Description:I. Introduction -- A. Executive Report - B. NARMS Program - C. NARMS Components - D. Links to Additional Information -- II. Methods - A. Sampling Methodology - B. Antimicrobial Susceptibility Testing Methods - C. Breakpoints - D. Reporting Methods -- III. Salmonella (non-Typhi) Data - A. Salmonella (non-Typhi) Isolates Tested - B. Isolation of Salmonella (non-Typhi) from Retail Meats - C. Salmonella (non-Typhi) Serotypes - D. Antimicrobial Susceptibility among all non-Typhi Salmonella - E. Antimicrobial Susceptibility among Salmonella Typhimurium - F. Antimicrobial Susceptibility among Salmonella Enteritidis - G. Antimicrobial Susceptibility among Salmonella Newport - H. Antimicrobial Susceptibility among Salmonella Heidelberg -- IV. Campylobacter Data - A. Campylobacter jejuni and Campylobacter coli Isolates Tested - B. Isolation of Campylobacter from Retail Meats - 76 C. Campylobacter Species - D. Antimicrobial Susceptibility among Campylobacter jejuni - E. Antimicrobial Susceptibility among Campylobacter coli -- V. Escherichia coli Data - A. E. coli Isolates Tested - B. Isolation of E. coli from Retail Meats - C. Antimicrobial Susceptibility among E. coli -- Appendix.
"This report summarizes in an integrated format, National Antimicrobial Resistance Monitoring System data on Salmonella and Campylobacter isolates recovered in 2004 from food animals at federally inspected plants, retail meats, and humans.
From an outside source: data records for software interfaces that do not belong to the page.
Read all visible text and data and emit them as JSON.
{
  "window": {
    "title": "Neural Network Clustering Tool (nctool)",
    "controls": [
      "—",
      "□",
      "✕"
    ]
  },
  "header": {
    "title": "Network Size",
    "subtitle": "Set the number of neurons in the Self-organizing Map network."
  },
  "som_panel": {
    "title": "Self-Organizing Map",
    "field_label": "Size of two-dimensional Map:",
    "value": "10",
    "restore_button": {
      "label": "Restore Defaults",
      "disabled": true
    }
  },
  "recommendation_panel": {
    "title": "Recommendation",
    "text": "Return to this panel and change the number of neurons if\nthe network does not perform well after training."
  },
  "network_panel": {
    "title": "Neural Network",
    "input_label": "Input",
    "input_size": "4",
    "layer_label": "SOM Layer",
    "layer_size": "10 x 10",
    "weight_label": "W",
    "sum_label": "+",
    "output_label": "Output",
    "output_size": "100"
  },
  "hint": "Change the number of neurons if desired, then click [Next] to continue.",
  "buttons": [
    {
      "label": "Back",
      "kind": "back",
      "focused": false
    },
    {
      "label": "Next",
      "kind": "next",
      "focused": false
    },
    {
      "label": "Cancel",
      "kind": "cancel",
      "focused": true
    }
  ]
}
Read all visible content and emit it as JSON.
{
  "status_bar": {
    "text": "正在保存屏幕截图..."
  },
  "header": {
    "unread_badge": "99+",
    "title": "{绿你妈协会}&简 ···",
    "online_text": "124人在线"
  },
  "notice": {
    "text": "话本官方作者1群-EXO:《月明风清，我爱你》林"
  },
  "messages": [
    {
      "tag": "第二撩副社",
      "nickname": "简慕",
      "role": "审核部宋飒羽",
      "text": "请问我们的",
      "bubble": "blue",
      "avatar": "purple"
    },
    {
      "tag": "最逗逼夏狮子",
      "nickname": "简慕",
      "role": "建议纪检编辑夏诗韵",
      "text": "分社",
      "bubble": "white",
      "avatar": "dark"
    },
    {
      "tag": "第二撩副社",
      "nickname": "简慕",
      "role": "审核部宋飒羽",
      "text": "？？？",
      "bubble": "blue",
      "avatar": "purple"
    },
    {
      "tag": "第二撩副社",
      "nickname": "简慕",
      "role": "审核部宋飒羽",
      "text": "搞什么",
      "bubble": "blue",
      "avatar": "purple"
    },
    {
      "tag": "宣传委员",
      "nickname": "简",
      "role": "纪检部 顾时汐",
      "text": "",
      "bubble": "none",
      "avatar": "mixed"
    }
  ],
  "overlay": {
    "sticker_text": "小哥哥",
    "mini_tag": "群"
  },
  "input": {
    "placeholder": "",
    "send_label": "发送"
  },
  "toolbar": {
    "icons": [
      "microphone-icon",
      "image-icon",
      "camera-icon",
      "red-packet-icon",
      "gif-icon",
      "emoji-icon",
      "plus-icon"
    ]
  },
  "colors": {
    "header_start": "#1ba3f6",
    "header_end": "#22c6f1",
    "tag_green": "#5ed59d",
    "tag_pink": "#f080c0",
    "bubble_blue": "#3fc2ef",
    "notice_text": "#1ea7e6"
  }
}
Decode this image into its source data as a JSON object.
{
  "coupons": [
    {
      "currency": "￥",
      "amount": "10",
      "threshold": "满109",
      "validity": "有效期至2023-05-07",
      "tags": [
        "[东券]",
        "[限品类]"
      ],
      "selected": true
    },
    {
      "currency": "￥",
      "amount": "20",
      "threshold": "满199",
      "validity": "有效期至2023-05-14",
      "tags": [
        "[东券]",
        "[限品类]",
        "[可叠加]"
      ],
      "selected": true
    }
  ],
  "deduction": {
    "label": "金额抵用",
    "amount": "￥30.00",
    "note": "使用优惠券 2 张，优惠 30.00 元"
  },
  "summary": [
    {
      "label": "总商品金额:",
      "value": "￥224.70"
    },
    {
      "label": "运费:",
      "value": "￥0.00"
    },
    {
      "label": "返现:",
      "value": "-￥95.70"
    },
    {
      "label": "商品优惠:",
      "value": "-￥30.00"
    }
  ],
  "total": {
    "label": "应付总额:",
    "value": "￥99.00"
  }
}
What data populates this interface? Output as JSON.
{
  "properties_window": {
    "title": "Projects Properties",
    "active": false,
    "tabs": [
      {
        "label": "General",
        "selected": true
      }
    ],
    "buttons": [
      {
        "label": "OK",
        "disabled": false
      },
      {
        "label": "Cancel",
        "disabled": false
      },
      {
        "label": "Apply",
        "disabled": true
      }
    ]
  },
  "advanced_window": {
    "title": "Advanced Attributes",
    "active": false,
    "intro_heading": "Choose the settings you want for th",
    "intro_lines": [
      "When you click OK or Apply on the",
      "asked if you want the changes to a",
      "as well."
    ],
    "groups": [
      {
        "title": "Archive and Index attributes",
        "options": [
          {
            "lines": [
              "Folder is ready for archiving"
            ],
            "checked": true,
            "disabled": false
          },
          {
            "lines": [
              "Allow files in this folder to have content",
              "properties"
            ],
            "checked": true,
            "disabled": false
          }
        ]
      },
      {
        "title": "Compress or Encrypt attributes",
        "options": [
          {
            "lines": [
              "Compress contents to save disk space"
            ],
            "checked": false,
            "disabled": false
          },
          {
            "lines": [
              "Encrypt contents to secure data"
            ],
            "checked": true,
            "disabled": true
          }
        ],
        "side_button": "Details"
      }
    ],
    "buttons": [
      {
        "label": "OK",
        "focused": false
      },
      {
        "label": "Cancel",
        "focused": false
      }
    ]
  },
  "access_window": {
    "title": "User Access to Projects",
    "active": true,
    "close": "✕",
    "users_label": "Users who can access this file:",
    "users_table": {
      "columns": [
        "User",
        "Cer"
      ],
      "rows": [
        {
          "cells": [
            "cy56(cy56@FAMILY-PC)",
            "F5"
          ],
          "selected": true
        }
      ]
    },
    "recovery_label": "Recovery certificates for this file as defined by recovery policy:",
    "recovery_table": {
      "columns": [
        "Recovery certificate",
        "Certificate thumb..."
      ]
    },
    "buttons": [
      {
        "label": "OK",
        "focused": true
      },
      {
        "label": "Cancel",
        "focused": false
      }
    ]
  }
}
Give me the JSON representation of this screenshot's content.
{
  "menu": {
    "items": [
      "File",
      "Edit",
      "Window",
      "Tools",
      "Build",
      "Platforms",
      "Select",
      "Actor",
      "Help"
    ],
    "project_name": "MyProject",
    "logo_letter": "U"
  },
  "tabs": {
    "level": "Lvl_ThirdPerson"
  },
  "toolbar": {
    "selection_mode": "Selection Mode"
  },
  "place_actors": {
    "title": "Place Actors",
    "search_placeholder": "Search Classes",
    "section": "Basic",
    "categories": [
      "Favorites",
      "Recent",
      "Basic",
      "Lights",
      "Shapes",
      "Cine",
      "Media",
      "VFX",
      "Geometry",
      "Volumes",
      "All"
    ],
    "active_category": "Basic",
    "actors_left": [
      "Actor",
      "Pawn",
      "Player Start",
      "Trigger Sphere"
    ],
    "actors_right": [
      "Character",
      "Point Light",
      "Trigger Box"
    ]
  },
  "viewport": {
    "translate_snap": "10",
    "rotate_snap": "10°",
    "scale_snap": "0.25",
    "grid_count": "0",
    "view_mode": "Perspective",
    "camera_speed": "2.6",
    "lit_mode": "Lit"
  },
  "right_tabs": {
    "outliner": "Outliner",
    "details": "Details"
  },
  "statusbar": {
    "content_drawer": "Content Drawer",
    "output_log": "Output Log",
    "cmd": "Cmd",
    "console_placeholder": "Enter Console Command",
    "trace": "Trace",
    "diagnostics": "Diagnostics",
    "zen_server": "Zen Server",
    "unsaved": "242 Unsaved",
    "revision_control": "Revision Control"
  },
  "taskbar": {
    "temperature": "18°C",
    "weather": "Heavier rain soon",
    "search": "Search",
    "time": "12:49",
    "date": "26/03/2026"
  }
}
The report also includes susceptibility data on Escherichia coli isolates recovered from retail meats and chickens in 2004. For comparison purposes, summary data from prior years are included. The National Antimicrobial Resistance Monitoring System--Enteric Bacteria (NARMS) is a national public health surveillance system in the United States that tracks changes in the susceptibility of certain enteric bacteria to antimicrobial agents of human and veterinary medical importance. The NARMS program was established in 1996 as a collaboration between three federal agencies: the U.S. Food and Drug Administration (FDA), the Centers for Disease Control and Prevention (CDC), and the U.S. Department of Agriculture (USDA). NARMS also collaborates with scientists involved in antimicrobial resistance monitoring in other countries, including Canada, Denmark, France, Germany, Greece, Italy, Mexico, the Netherlands, Norway, Sweden, and the United Kingdom, so that information can be shared on the global dimensions of antimicrobial resistance in foodborne bacteria." - p.1
You May Also Like: